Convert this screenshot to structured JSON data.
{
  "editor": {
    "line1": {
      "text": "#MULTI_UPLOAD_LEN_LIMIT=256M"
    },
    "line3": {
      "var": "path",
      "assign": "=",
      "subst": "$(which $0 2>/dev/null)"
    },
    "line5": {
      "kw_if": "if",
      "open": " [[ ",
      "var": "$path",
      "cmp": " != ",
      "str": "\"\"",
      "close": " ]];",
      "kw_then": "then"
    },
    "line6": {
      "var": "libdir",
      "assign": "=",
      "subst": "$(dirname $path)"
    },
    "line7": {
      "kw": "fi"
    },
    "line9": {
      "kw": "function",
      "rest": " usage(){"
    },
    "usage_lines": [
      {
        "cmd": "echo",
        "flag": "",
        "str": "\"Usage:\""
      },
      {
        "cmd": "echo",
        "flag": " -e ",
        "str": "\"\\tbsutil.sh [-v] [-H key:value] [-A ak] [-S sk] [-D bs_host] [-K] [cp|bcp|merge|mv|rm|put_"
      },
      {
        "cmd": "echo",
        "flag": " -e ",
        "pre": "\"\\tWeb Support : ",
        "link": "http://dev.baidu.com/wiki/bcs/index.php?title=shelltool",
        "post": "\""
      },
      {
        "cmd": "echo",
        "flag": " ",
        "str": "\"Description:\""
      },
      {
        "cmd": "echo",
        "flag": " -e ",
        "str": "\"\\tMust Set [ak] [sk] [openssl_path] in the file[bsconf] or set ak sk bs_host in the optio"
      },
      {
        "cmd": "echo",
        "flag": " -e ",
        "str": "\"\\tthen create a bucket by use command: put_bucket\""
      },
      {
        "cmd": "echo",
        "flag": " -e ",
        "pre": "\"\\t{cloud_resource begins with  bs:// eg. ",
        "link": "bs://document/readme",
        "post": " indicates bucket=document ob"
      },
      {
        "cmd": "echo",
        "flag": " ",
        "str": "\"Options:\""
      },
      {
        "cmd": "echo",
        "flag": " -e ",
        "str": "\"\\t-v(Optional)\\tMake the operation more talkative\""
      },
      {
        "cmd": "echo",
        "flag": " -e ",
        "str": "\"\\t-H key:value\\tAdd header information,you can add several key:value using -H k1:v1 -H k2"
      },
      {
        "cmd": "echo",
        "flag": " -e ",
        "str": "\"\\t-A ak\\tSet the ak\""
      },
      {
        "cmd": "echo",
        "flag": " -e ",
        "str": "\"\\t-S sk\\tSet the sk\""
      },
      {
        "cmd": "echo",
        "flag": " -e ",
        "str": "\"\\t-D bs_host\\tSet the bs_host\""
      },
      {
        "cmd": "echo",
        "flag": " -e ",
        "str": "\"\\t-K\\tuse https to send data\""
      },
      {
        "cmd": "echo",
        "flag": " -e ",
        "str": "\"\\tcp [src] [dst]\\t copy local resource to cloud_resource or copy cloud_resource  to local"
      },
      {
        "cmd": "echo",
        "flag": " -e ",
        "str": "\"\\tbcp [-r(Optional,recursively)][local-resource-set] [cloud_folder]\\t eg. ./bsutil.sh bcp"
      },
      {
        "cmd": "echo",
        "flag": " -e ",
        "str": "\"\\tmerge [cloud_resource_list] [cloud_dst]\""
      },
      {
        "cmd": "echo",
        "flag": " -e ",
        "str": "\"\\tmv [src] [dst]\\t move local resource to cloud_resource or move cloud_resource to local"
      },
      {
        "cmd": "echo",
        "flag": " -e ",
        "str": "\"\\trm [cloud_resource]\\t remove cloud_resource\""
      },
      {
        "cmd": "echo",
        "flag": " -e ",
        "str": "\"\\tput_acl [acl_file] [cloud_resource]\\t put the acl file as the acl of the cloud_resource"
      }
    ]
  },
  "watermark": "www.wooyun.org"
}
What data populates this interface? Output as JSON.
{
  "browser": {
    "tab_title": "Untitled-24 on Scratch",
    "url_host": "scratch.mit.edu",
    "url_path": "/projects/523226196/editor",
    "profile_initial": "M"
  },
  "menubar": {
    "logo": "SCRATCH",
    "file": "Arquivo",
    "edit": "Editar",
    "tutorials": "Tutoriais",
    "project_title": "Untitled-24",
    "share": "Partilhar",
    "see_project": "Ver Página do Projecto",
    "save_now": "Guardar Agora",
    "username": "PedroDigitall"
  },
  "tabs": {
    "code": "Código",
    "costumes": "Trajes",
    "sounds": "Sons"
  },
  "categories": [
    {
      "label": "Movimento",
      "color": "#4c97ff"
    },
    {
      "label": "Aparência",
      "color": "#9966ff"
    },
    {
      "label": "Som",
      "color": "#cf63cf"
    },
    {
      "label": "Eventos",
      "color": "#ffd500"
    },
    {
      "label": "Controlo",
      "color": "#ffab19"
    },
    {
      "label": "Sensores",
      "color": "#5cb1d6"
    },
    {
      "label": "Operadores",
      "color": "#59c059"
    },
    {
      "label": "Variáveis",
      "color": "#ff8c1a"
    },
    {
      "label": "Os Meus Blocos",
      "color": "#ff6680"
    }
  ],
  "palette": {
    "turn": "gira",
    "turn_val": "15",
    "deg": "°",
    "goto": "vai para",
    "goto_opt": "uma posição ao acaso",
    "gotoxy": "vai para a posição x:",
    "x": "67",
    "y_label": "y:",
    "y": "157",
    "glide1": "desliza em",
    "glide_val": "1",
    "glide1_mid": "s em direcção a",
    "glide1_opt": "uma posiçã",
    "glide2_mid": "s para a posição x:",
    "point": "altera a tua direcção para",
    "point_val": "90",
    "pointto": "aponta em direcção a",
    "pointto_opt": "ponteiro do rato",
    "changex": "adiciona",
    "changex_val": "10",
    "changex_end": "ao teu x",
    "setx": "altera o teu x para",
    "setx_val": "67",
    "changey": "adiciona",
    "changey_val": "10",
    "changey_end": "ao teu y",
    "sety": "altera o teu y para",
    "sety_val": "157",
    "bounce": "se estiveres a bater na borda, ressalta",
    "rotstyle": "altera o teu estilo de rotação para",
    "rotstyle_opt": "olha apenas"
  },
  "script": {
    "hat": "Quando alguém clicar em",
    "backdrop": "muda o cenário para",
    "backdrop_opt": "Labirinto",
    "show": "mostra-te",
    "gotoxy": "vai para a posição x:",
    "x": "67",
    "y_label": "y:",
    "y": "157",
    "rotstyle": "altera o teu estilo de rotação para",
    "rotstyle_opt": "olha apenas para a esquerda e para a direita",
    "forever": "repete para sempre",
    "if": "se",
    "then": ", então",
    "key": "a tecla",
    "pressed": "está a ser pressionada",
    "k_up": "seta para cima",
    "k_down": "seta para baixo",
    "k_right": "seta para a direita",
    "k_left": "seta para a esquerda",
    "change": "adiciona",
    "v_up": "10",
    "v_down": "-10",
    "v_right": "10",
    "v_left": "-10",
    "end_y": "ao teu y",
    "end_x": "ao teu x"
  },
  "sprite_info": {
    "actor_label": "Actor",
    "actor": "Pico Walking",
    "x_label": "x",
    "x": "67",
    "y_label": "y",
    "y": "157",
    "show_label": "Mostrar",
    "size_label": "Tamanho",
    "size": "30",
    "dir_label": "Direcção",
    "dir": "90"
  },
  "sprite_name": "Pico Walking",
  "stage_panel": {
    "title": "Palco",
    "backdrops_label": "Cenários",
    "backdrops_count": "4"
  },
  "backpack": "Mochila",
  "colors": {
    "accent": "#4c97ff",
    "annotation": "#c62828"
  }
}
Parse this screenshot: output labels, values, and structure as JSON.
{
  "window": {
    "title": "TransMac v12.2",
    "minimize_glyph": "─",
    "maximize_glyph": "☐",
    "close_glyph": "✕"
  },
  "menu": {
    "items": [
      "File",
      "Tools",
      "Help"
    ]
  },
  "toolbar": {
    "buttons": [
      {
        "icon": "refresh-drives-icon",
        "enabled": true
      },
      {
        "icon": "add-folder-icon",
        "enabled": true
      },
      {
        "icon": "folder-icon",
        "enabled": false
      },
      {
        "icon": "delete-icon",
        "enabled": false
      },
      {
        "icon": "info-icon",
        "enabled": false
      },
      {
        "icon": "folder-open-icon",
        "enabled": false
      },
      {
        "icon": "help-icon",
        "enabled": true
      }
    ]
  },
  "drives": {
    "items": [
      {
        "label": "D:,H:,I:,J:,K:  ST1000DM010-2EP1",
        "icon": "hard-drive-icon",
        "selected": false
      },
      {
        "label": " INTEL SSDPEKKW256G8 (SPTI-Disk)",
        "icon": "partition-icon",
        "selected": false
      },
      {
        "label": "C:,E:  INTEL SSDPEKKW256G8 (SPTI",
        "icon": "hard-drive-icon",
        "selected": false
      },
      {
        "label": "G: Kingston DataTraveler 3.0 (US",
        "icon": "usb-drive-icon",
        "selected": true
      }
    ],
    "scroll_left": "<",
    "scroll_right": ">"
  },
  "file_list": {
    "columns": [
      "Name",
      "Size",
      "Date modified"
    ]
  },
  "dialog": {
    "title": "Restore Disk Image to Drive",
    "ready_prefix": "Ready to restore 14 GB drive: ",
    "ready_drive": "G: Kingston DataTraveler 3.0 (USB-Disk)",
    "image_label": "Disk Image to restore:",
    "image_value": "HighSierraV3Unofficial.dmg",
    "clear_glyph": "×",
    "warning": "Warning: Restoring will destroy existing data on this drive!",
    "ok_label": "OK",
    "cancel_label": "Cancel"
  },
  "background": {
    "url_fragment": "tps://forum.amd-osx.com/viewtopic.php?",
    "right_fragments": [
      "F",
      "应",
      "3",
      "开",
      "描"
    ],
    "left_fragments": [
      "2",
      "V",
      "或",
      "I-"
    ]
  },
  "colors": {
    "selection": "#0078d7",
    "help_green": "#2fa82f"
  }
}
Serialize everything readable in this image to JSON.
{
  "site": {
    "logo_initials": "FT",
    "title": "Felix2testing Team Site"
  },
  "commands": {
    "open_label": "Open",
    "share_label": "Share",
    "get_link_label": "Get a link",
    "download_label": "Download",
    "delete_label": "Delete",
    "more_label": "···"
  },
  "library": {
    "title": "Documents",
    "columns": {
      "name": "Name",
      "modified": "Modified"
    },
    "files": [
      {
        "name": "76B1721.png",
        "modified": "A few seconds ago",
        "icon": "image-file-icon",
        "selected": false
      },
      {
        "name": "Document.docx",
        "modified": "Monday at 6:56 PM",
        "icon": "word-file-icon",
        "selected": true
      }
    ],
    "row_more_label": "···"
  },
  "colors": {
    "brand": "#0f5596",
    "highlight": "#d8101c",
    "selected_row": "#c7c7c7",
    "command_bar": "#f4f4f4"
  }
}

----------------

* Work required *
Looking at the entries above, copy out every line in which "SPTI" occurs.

* Task result *
        "label": " INTEL SSDPEKKW256G8 (SPTI-Disk)",
        "label": "C:,E:  INTEL SSDPEKKW256G8 (SPTI",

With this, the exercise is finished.